Create a recovery-focused exercise contract with your doc/team to ensure your activity level is safe physically & mentally.

Learn to see your own beauty without comparing to others @ZainabSalbi talks about this on Oprah 

Make an effort to eat with trusted friends or family and ask them to keep you accountable to your meal plan.

Eating disorders thrive on secrecy & isolation so push yourself to confide in others & ask for their help in your recovery.

Talk to a therapist. Cognitive Behaviour Therapy CBT is especially helpful in treating eating disorders.

While the media doesn't cause eating disorders, avoiding celebrity and diet magazines can help avoid extra triggers.
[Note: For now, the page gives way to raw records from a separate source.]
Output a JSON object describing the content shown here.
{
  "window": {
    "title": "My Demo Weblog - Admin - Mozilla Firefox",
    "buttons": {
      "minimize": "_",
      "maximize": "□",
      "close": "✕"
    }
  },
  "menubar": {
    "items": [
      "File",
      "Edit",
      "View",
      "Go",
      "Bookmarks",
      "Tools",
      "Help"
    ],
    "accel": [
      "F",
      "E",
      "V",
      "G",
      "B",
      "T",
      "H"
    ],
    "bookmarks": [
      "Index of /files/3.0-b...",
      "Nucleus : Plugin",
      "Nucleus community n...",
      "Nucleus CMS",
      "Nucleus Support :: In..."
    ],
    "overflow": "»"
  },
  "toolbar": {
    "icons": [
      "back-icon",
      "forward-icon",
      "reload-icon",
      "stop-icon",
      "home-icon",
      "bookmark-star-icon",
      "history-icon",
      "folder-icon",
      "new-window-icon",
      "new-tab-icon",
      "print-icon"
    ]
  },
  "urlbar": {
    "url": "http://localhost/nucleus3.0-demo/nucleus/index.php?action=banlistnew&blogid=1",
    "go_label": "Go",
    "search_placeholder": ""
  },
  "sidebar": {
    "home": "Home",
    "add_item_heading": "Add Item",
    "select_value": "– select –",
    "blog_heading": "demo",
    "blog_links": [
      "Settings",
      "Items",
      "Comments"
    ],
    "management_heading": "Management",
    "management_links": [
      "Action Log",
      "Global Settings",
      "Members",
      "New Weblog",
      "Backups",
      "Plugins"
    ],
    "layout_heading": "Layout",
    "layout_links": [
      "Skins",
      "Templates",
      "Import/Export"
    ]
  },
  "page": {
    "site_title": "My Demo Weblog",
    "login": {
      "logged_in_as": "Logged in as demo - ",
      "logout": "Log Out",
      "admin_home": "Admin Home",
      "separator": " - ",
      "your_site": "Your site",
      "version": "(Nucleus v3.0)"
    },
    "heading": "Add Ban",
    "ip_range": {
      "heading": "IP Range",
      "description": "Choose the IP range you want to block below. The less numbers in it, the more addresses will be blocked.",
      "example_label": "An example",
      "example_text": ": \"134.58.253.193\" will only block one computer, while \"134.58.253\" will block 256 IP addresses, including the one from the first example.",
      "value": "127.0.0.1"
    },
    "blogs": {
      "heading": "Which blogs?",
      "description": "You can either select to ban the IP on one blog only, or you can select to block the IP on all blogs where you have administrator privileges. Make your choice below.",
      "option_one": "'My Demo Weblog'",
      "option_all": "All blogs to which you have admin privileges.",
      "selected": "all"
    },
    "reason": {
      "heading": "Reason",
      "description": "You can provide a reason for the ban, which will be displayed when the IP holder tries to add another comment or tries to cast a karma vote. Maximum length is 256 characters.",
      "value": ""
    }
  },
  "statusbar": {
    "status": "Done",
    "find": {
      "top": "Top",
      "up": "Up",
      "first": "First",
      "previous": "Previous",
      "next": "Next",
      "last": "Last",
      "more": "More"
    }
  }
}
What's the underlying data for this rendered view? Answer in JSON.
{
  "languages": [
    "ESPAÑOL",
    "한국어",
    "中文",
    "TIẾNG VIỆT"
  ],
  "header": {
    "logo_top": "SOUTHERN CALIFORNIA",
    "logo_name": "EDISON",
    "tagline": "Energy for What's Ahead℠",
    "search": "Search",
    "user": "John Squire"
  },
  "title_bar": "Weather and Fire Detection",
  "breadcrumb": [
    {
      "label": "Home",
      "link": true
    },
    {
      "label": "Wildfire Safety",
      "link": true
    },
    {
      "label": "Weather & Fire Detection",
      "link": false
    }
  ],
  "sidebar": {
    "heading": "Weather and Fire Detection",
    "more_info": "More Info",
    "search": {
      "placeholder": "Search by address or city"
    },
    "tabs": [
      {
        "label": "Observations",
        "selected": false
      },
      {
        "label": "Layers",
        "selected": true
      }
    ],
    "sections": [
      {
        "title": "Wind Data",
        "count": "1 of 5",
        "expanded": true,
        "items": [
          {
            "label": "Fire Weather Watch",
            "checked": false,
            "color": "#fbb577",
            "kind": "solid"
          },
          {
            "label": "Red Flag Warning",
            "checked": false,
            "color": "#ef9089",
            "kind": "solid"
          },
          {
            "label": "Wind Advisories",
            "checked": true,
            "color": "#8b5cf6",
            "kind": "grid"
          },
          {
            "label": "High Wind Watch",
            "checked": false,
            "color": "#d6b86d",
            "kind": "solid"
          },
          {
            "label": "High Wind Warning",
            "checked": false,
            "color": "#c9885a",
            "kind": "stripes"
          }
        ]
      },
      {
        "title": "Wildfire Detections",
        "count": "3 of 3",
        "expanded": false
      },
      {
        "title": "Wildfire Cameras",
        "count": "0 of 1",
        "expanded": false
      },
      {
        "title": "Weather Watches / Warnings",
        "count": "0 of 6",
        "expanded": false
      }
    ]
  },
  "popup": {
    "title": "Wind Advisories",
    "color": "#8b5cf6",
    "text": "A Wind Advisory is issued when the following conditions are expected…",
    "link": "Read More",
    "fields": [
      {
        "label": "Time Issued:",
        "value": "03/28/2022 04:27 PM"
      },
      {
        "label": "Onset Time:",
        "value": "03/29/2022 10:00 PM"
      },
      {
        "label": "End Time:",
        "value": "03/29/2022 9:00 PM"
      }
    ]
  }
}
Spend time looking up motivational quotes and surround yourself with positive messages that support your recovery.

Remember that your eating disorder is valid regardless of weight, size, gender, age, race, etc.

Care for someone with an eating disorder? Avoid commenting on weight or looks. Even "you look healthy" can be triggering.

It can be helpful for some in recovery to plan WHEN you'll eat next meal, WHAT you'll eat, WHERE you'll eat it & with WHO.

Not sure what to do? Reach out to a teacher or guidance counsellor. Here's how Allen got help.

Planning ahead can be important. Plan your menu schedule and grocery list at start of each week to establish structure.

Avoid judgments/comments about food choices when supporting those with eating disorders eg. labeling food as good/bad.

Stick to predetermined meal times. Use the clock as a guide on when to eat, because hunger/fullness cues may be unreliable with EDs.

Challenge society's and your own beauty standards to start developing a healthy body image.

A journal can be helpful to track thoughts/feelings, food requirements, goals & behaviours that you may need to work on.

As a support person, avoid comments about your own weight gain/loss eg; "I've gotten so fat" "Finally lost those 5 pounds".

Make a list of life goals that your eating disorder is preventing you from reaching. Use it as motivation for recovery.

Feelings of shame are not helpful. Write out reminders that you deserve & are worthy of recovery.

Share all info about your illness with your drs & treatment team so they can better help you towards a successful recovery.

Don't go it alone, recovery from eating disorders is best with a good support team eg; doctors, family, friends and therapy.

Eating disorder recovery takes TIME be patient & stick with treatment nutritional/exercise rehab & psychotherapy are key.

Have a safety plan for when you're struggling and find someone to ask for support ahead of time.